The 83rd session of the Texas legislature kicks off Tuesday and Monday state lawmakers got some good news. The amount of money available to draft a new budget is estimated to top $100 billion.
The sound of Native American drums echoed through the capitol Monday afternoon. Members of the Lippan Apache tribe danced under the dome to celebrate the 176th anniversary of a peace treaty with the Republic of Texas. Not far away - state Comptroller Susan Combs was also celebrating.
"Well I was pretty perky," said Comptroller Combs.

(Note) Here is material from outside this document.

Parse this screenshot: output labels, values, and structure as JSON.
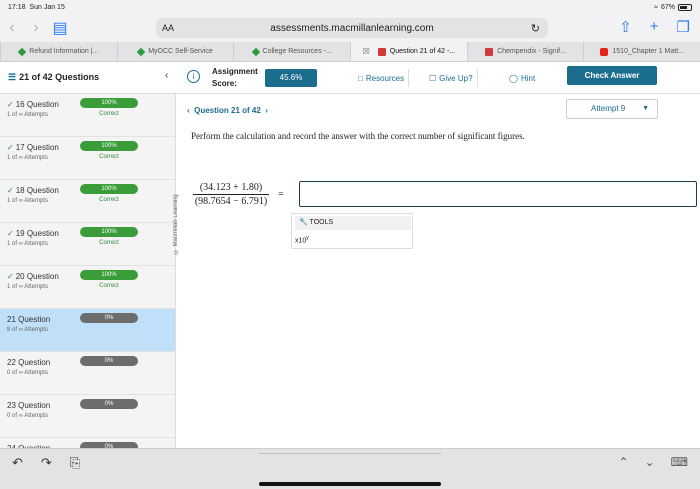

The Comptroller is all smiles because of her new revenue estimate for state lawmakers. There will be $101.4 billion available for budget writers. That's almost $30-billion more than what combs estimated 2 years ago during a deep recession.
"And we're lucky to be in right now in a very significant oil and gas based effort along with the motor vehicle sales tax, other states do not have some of these extra benefits," said Combs.
But this big revenue rebound did not have conservative or liberal analysts exactly jumping for joy.
"If you go on a spending binge and you have a cooling of the economy then you are not able to funds what you've promised the people," said Talmadge Heflin with the Texas Public Policy Foundation.
Being Penny Wise may not be enough according to Dick Lavnie with the Center for Public Policy Priorities.
"So adjusting for inflation and population growth it would take $108 billion just to get back to where we were before the recession," said Lavine.
Combs also warned a sluggish global economy and an ongoing congressional budget battle could drive her estimate down.
Before state lawmakers can start crunching the numbers for a new budget they still have to take care of a few IOU's from the last session.
One of the first checks will be written to Medicaid -- and its big, nearly $5-billion. State Senator Dan Patrick is not too worried about paying those bills - neither is State Senator Juan "Chuy" Hinojosa ( D ) McAllen. Dividing up what's left will prove to be the greater challenge.
"So we will have more money than last session, yes, but we not going to have a huge surplus, except for the Rainy Day Fund," said Senator Hinojosa.
State Senator Dan Patrick (R) Houston also offered a warning for his colleagues.
"We cannot get into the trap that other states that are broke that have gotten into in the past, or other countries, where when times are good they spend everything they have thinking they are always going to be good," said Sen. Patrick.
The coming debates could prove to be so heated-- the next celebration dance under the dome may not take place until after the session ends in May.